(Entries from a dataset of interfaces)
----

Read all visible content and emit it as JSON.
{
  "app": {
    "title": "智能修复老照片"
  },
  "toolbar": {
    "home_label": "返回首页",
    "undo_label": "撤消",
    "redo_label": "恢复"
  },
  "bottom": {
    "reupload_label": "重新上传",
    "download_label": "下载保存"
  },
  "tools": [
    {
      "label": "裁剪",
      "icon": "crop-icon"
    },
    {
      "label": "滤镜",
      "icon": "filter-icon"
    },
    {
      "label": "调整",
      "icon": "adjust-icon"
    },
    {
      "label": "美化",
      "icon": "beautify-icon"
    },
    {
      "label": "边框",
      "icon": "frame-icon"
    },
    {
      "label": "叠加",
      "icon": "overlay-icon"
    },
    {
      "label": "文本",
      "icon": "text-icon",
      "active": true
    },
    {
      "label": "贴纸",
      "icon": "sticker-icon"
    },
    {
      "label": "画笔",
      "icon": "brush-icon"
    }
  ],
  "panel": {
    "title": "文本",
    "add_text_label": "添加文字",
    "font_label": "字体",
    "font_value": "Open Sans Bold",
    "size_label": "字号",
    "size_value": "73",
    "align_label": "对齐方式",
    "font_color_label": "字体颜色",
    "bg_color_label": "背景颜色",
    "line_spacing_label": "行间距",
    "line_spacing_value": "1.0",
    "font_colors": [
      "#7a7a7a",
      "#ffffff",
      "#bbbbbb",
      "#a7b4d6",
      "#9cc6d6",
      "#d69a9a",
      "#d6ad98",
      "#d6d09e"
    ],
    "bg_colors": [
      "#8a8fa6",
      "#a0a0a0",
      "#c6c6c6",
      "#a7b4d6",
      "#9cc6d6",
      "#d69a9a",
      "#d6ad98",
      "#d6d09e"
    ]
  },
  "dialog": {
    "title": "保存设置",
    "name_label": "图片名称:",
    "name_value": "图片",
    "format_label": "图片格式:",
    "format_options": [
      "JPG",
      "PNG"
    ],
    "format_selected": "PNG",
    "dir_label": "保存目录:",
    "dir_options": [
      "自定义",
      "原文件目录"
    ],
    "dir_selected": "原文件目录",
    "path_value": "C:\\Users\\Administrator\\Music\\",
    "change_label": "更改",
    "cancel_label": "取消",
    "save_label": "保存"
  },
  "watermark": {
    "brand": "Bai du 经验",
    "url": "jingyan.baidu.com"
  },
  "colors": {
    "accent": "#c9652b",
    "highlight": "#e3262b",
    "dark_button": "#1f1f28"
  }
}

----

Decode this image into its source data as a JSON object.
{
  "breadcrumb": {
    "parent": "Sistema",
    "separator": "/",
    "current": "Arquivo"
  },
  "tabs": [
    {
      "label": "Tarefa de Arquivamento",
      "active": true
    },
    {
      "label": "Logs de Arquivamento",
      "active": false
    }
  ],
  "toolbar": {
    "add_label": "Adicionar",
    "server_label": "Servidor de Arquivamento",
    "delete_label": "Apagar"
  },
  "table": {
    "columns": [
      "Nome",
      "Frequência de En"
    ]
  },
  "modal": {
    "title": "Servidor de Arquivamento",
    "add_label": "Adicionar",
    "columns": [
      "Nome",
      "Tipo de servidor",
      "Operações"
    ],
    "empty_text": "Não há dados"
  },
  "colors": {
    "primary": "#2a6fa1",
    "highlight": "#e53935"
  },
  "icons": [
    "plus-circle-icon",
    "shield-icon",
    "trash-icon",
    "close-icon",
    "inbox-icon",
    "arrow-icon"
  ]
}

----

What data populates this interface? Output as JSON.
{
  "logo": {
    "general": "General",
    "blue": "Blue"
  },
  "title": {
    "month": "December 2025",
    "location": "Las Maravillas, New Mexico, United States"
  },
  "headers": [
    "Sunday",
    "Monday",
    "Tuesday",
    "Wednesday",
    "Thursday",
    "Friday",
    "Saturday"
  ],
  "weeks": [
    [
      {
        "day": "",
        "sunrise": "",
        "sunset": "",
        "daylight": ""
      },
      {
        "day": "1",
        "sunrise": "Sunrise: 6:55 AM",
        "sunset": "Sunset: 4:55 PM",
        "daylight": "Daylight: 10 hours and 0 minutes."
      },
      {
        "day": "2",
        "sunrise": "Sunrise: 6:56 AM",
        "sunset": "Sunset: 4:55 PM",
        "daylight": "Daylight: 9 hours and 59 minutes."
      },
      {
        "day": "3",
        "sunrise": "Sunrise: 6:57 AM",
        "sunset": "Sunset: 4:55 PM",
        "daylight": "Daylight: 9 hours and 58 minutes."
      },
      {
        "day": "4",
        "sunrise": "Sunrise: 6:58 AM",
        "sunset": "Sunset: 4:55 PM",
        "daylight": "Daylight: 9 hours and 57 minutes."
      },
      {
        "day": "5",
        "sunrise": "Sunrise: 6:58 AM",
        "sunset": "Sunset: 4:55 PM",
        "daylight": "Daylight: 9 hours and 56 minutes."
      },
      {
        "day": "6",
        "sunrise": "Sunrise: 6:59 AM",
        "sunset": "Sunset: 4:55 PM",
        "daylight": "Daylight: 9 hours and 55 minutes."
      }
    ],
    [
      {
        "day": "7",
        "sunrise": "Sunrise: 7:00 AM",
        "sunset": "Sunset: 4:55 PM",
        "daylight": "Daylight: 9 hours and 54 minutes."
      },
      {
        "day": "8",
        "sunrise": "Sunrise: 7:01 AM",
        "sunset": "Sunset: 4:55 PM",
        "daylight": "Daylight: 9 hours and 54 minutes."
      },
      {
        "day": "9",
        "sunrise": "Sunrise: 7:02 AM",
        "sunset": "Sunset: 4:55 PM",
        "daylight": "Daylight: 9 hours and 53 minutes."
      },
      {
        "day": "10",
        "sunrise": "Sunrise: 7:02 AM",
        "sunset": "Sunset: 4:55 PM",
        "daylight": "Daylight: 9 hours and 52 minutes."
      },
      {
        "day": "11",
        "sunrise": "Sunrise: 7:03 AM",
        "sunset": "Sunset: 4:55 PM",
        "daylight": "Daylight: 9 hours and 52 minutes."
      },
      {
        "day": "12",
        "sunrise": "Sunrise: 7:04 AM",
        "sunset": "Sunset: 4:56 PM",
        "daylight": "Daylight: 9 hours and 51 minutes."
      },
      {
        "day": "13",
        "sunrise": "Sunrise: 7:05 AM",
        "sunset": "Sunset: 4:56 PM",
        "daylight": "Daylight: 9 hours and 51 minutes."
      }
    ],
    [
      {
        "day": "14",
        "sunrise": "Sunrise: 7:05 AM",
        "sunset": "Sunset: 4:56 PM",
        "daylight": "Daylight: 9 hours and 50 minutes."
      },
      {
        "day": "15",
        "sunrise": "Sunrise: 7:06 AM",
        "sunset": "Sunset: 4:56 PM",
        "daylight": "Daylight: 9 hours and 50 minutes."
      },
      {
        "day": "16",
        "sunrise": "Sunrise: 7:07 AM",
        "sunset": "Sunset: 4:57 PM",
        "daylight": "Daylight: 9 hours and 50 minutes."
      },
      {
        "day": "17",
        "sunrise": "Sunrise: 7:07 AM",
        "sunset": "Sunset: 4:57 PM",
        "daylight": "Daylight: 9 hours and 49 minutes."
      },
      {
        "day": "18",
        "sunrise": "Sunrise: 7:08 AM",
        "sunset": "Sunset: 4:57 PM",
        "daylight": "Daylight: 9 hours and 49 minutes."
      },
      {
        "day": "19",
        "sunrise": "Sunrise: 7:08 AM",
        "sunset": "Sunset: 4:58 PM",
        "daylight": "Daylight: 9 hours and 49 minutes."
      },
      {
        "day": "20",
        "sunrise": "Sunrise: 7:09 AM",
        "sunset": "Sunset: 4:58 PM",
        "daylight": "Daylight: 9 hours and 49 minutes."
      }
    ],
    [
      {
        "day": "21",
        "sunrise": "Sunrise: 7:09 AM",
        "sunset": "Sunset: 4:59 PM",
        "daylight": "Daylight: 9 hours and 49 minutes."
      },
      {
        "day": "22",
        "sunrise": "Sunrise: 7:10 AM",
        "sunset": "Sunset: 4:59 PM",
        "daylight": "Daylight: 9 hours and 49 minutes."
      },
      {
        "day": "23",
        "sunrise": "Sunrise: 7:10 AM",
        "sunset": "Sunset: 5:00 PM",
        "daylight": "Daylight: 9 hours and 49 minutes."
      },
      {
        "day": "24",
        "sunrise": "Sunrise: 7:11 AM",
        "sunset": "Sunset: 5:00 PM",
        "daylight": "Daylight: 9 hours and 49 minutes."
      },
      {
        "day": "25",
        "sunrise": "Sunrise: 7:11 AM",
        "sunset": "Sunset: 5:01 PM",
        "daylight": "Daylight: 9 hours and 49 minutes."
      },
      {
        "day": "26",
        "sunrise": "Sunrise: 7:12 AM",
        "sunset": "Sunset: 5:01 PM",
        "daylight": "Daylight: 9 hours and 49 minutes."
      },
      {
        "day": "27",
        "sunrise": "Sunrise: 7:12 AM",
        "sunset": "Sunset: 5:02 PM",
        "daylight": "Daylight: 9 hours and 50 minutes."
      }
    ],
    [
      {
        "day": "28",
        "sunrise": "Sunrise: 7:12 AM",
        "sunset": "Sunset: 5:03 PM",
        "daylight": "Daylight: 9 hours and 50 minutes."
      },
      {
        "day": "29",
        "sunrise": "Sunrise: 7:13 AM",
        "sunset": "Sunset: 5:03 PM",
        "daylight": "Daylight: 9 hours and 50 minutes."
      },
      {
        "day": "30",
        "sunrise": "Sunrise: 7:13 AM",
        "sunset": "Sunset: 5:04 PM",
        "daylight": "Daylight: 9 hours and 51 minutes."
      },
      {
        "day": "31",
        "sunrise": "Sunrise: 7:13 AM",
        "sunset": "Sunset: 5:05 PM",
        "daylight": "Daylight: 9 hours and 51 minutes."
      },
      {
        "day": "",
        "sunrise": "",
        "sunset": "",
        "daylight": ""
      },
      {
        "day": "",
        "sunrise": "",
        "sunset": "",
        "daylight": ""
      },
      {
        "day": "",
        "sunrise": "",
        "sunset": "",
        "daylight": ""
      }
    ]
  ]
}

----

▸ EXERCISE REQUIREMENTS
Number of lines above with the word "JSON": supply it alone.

▸ OUTPUT OF THE TASK
3